At a stream in central Maine, guides handed out basic tools: a long wooden pole for pushing canoes through the shallow water, plus two short, thick sticks for collecting wild rice from the grasses growing along the banks. On a crisp morning last September, rice plants stretched high into a blue sky.

Wild rice was a dietary staple for Maine’s indigenous peoples for much of their history — it sprouted in lush stands in fresh waters around the state. But as settlers took tribal lands and damming, logging, and other industrial practices disrupted ecosystems, the late-summer harvest became a thing of the past.

 Gedakina is a Massachusetts-based nonprofit that works with Native American communities on a range of causes, from promoting literacy to restoring ancestral food systems. Last year, 10 Gedakina participants, including Mainers of Passamaquoddy and Penobscot descent, joined instructors from Blue Hill–based Way of the Earth traditional-skills school to harvest rice.

 “A natural indigenous food system is a complex, interconnected combination of not just one strategy, but many,” said Kathy Pollard, then Gedakina’s development coordinator. “When you’re told to stay put and you can’t physically get to the rice, you lose that food system.”

 The work among the closely grown grasses was slow going. In the back of the canoe, one person stood and poled (paddling would disturb the rice’s delicate roots). In the front, another person used one stick to hug the reeds and the other stick to tap the rice into the bottom of the canoe. The barbed tips of the husks stuck to clothes and hair as the canoes filled with rice.

 Wild rice’s grains are deep purple and higher in protein, fiber, and other nutrients than the usual store-bought stuff.
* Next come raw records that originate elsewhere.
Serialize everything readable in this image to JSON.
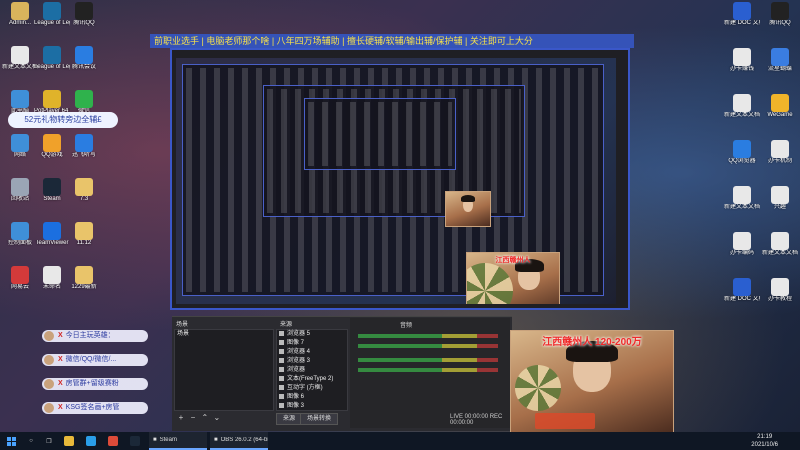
{
  "banner": {
    "text": "前职业选手 | 电脑老师那个啥 | 八年四万场辅助 | 擅长硬辅/软辅/输出辅/保护辅 | 关注即可上大分"
  },
  "gift_note": {
    "text": "52元礼物转旁边全辅£"
  },
  "desktop_icons_left": [
    {
      "label": "Admin...",
      "icon": "user-folder-icon",
      "color": "#d9b35c"
    },
    {
      "label": "League of Legends",
      "icon": "lol-icon",
      "color": "#1c6ea4"
    },
    {
      "label": "腾讯QQ",
      "icon": "qq-icon",
      "color": "#222"
    },
    {
      "label": "新建文本文档",
      "icon": "text-file-icon",
      "color": "#e8e8e8"
    },
    {
      "label": "League of Legends",
      "icon": "lol-icon",
      "color": "#1c6ea4"
    },
    {
      "label": "腾讯会议",
      "icon": "meeting-icon",
      "color": "#2a7de1"
    },
    {
      "label": "此电脑",
      "icon": "computer-icon",
      "color": "#3f8fd8"
    },
    {
      "label": "PotPlayer 64 bit",
      "icon": "potplayer-icon",
      "color": "#e0b32a"
    },
    {
      "label": "微信",
      "icon": "wechat-icon",
      "color": "#2fb24c"
    },
    {
      "label": "网络",
      "icon": "network-icon",
      "color": "#3f8fd8"
    },
    {
      "label": "QQ游戏",
      "icon": "qqgame-icon",
      "color": "#f0a12a"
    },
    {
      "label": "迅飞听写",
      "icon": "voice-icon",
      "color": "#2a7de1"
    },
    {
      "label": "回收站",
      "icon": "recycle-bin-icon",
      "color": "#9aa5b5"
    },
    {
      "label": "Steam",
      "icon": "steam-icon",
      "color": "#1b2838"
    },
    {
      "label": "7.3",
      "icon": "folder-icon",
      "color": "#e9c46a"
    },
    {
      "label": "控制面板",
      "icon": "control-panel-icon",
      "color": "#3f8fd8"
    },
    {
      "label": "TeamViewer",
      "icon": "teamviewer-icon",
      "color": "#1b6fe0"
    },
    {
      "label": "11.12",
      "icon": "folder-icon",
      "color": "#e9c46a"
    },
    {
      "label": "网易云",
      "icon": "music-icon",
      "color": "#d33a3a"
    },
    {
      "label": "未命名",
      "icon": "file-icon",
      "color": "#e8e8e8"
    },
    {
      "label": "1229最新",
      "icon": "folder-icon",
      "color": "#e9c46a"
    }
  ],
  "desktop_icons_right": [
    {
      "label": "新建 DOC 文档",
      "icon": "doc-icon",
      "color": "#2a5fd0"
    },
    {
      "label": "腾讯QQ",
      "icon": "qq-icon",
      "color": "#222"
    },
    {
      "label": "办卡赚钱",
      "icon": "file-icon",
      "color": "#e8e8e8"
    },
    {
      "label": "流星蝴蝶",
      "icon": "app-icon",
      "color": "#3a7de1"
    },
    {
      "label": "新建文本文档",
      "icon": "text-file-icon",
      "color": "#e8e8e8"
    },
    {
      "label": "WeGame",
      "icon": "wegame-icon",
      "color": "#f0b42a"
    },
    {
      "label": "QQ浏览器",
      "icon": "browser-icon",
      "color": "#2a7de1"
    },
    {
      "label": "办卡机制",
      "icon": "file-icon",
      "color": "#e8e8e8"
    },
    {
      "label": "新建文本文档",
      "icon": "text-file-icon",
      "color": "#e8e8e8"
    },
    {
      "label": "兴趣",
      "icon": "file-icon",
      "color": "#e8e8e8"
    },
    {
      "label": "办卡编码",
      "icon": "file-icon",
      "color": "#e8e8e8"
    },
    {
      "label": "新建文本文档",
      "icon": "text-file-icon",
      "color": "#e8e8e8"
    },
    {
      "label": "新建 DOC 文档",
      "icon": "doc-icon",
      "color": "#2a5fd0"
    },
    {
      "label": "办卡教程",
      "icon": "file-icon",
      "color": "#e8e8e8"
    }
  ],
  "webcam_small": {
    "label": "江西赣州人"
  },
  "webcam_big": {
    "label": "江西赣州人 120-200万"
  },
  "obs_dock": {
    "scenes_title": "场景",
    "sources_title": "来源",
    "audio_title": "音频",
    "scene_items": [
      "场景"
    ],
    "sources": [
      "浏览器 5",
      "图像 7",
      "浏览器 4",
      "浏览器 3",
      "浏览器",
      "文本(FreeType 2)",
      "互动字 (方框)",
      "图像 6",
      "图像 3"
    ],
    "tab_scene": "来源",
    "tab_transition": "场景转换",
    "status": "LIVE 00:00:00  REC 00:00:00"
  },
  "chat_messages": [
    {
      "label": "今日主玩英雄：",
      "mark": "X"
    },
    {
      "label": "微信/QQ/微信/...",
      "mark": "X"
    },
    {
      "label": "房管群+留级赛粉",
      "mark": "X"
    },
    {
      "label": "KSG签名画+房管",
      "mark": "X"
    }
  ],
  "taskbar": {
    "apps": [
      {
        "name": "file-explorer-icon",
        "color": "#e8b93a"
      },
      {
        "name": "edge-icon",
        "color": "#2a9ee8"
      },
      {
        "name": "chrome-icon",
        "color": "#dd4b39"
      },
      {
        "name": "steam-icon",
        "color": "#1b2838"
      }
    ],
    "tasks": [
      {
        "label": "Steam",
        "icon": "steam-icon"
      },
      {
        "label": "OBS 26.0.2 (64-bit)",
        "icon": "obs-icon"
      }
    ],
    "time": "21:19",
    "date": "2021/10/6"
  }
}
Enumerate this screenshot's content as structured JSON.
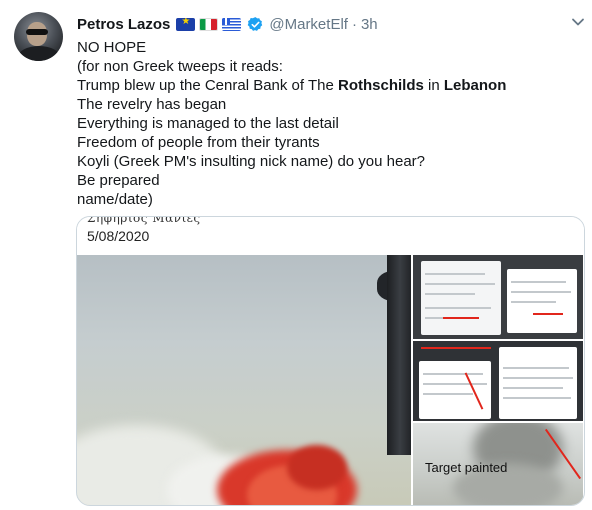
{
  "tweet": {
    "author_name": "Petros Lazos",
    "flags": [
      "eu-flag-icon",
      "italy-flag-icon",
      "greece-flag-icon"
    ],
    "handle": "@MarketElf",
    "separator": "·",
    "time": "3h",
    "lines": [
      "NO HOPE",
      "(for non Greek tweeps it reads:",
      "Trump blew up the Cenral Bank of The",
      "Rothschilds",
      "in",
      "Lebanon",
      "The revelry has began",
      "Everything is managed to the last detail",
      "Freedom of people from their tyrants",
      "Koyli (Greek PM's insulting nick name) do you hear?",
      "Be prepared",
      "name/date)"
    ]
  },
  "card": {
    "signature": "Σηφηρίος Μανίες",
    "date": "5/08/2020",
    "target_label": "Target painted"
  },
  "colors": {
    "text": "#14171a",
    "secondary": "#657786",
    "verified": "#1da1f2",
    "border": "#ccd6dd",
    "explosion": "#e03a2a"
  }
}
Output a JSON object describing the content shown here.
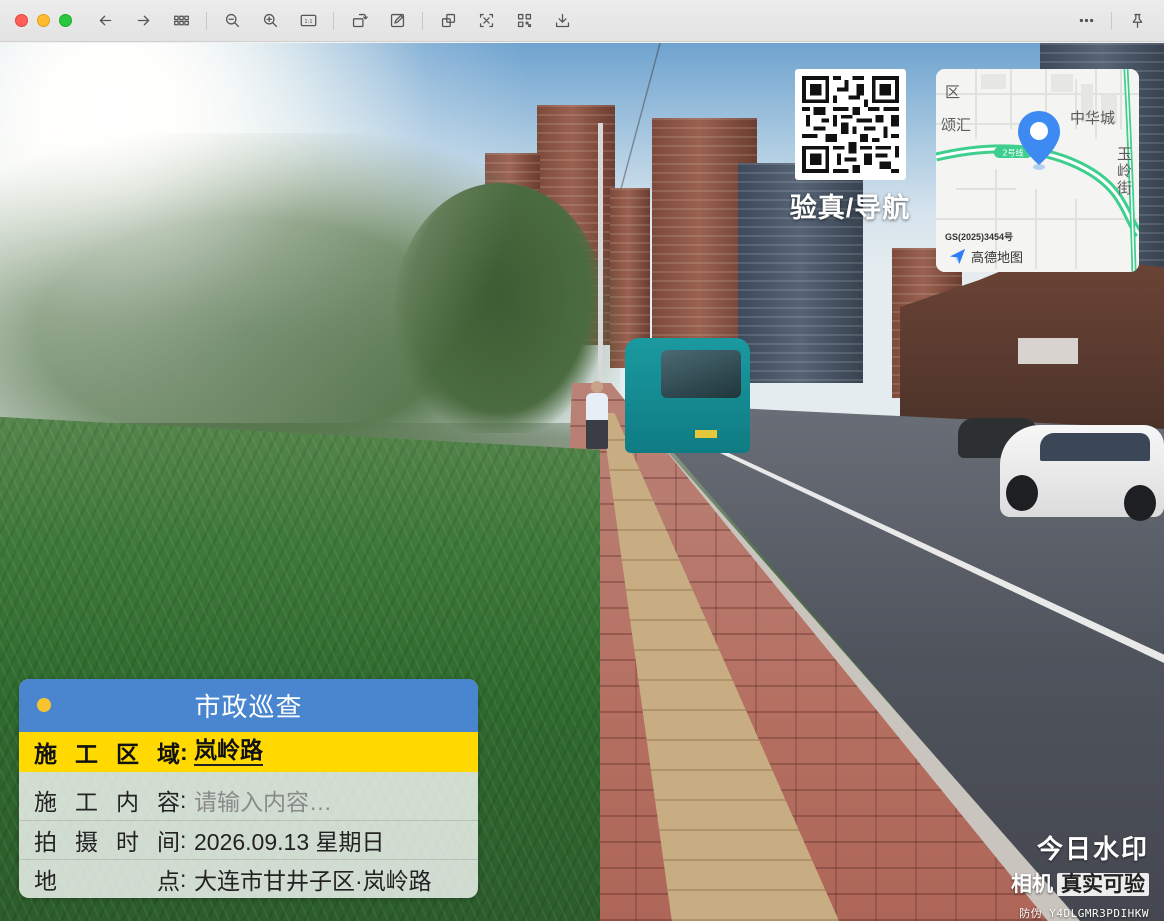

Consequently, there’s been an uptick in interest, and the harvesters asked that the location of their harvest remain unidentified. “It’s a limited resource, and it needs to be taken care of,” Way of the Earth instructor Kara Tyson said.

 “We can’t go back to the way things were,” Pollard added, “but we can look at the pieces we can recover.”

 After a few hours, the harvesters gathered back on shore, piling rice on nearby tarps. Traditionally, they’d take turns treading on the loose rice to separate husk from grain. Then, they’d use shallow baskets to flip the rice in the air and let the wind carry off the husks (modern harvesters often use fans to speed up the process).

 The aim of this trip, though, was to gather rice with which to reseed Maine streams, lakes, and rivers. Way of the Earth and Gedakina are working to reestablish lost fields around the state. “And it’s not just so we can have more to eat,” Tyson said. “It’s a symbol of abundance of the landscape that’s really important to return to.”